On Tuesday, counsel for the Department for Levelling Up, Housing and Communities, Jason Beer QC, said: “The department is deeply sorry for its past failures in relation to the oversight of the system that regulated safety in the construction and refurbishment of high-rise buildings.

“It also deeply regrets past failures in relation to the superintendence of the building control bodies, which themselves had a key role in ensuring the safe construction and refurbishment of such buildings.

“It apologises to the bereaved residents and survivors of the fire for such failures.”

He said the Government, as well as the public and residents of the tower, had trusted that “those constructing and approving high-rise blocks and supplying the products used in them were following the law and doing the right thing”.

This trust was “both misplaced and abused”, he said, adding: “The department greatly regrets that it took the Grenfell Tower tragedy to lay bare this misplaced and abused trust.”

In this file photo taken on June 14, 2017 police man a security cordon as a huge fire engulfs the Grenfell Tower early June 14, 2017 in west London. Photo by Daniel Leal-Olivas / AFP via Getty Images.

The Grenfell Tower Inquiry began on September 14 2017 to investigate the causes of the fire and other related issues.

Findings from the first report of the inquiry, released in October 2019 affirmed that the building’s exterior did not comply with regulations, which caused the fire to spread so quickly and that the fire service were too late in advising residents to evacuate.

A second phase to the investigation began on the third anniversary in 2020.

Grenfell United said in a statement yesterday: “The government’s statement at the public inquiry today is deeply offensive.

“It is a disingenuous attempt to carry on their masquerade of innocence.

“Previous prime minister David Cameron’s refusal to come to the inquiry, despite living a stone’s throw from Grenfell Tower, is proof of the government’s reluctance to uncover the true extent of their culpability.

“Grenfell United previously said ‘the system isn’t broken, it was built this way’.

“Their financial gain led to the death of our 72.”

The group said that the government knew about the deadly materials and the consequences, “but covered up the risks”.

“Let’s see how long their apology stands up against the evidence at the public inquiry in the coming weeks. No one should be exempt from accountability,” it added.

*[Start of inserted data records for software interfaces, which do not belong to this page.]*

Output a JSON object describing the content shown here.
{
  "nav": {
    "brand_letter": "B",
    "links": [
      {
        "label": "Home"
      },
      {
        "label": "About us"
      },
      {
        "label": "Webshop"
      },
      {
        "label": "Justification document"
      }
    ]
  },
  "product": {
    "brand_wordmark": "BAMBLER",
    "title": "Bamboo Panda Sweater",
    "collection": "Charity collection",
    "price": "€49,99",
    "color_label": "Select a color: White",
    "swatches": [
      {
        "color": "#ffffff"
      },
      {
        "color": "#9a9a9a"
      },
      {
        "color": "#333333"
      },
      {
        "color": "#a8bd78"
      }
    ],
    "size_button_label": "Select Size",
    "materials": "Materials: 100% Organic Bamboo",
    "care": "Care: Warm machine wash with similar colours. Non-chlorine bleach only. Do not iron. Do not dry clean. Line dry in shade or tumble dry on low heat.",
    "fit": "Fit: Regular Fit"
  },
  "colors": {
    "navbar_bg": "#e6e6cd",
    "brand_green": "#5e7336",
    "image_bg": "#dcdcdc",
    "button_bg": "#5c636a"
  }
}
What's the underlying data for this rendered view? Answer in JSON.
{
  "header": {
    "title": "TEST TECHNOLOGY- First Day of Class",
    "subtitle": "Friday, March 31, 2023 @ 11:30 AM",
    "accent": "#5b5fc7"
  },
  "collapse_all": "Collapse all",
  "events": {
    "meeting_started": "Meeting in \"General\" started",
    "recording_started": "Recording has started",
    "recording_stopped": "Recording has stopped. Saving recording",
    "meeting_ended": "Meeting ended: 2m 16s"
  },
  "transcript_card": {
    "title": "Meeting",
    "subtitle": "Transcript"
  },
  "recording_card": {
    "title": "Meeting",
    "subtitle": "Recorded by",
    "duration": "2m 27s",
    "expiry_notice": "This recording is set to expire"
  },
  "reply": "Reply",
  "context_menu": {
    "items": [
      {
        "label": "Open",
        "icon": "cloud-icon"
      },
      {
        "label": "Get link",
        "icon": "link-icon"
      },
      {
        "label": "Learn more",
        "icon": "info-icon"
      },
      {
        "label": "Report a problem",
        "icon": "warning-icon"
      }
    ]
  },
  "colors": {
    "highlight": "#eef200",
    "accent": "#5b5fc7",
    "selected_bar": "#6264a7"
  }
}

The government has since banned the use of combustible materials on buildings and has proposed a Building Safety Bill with measures to introduce a new building safety regulator.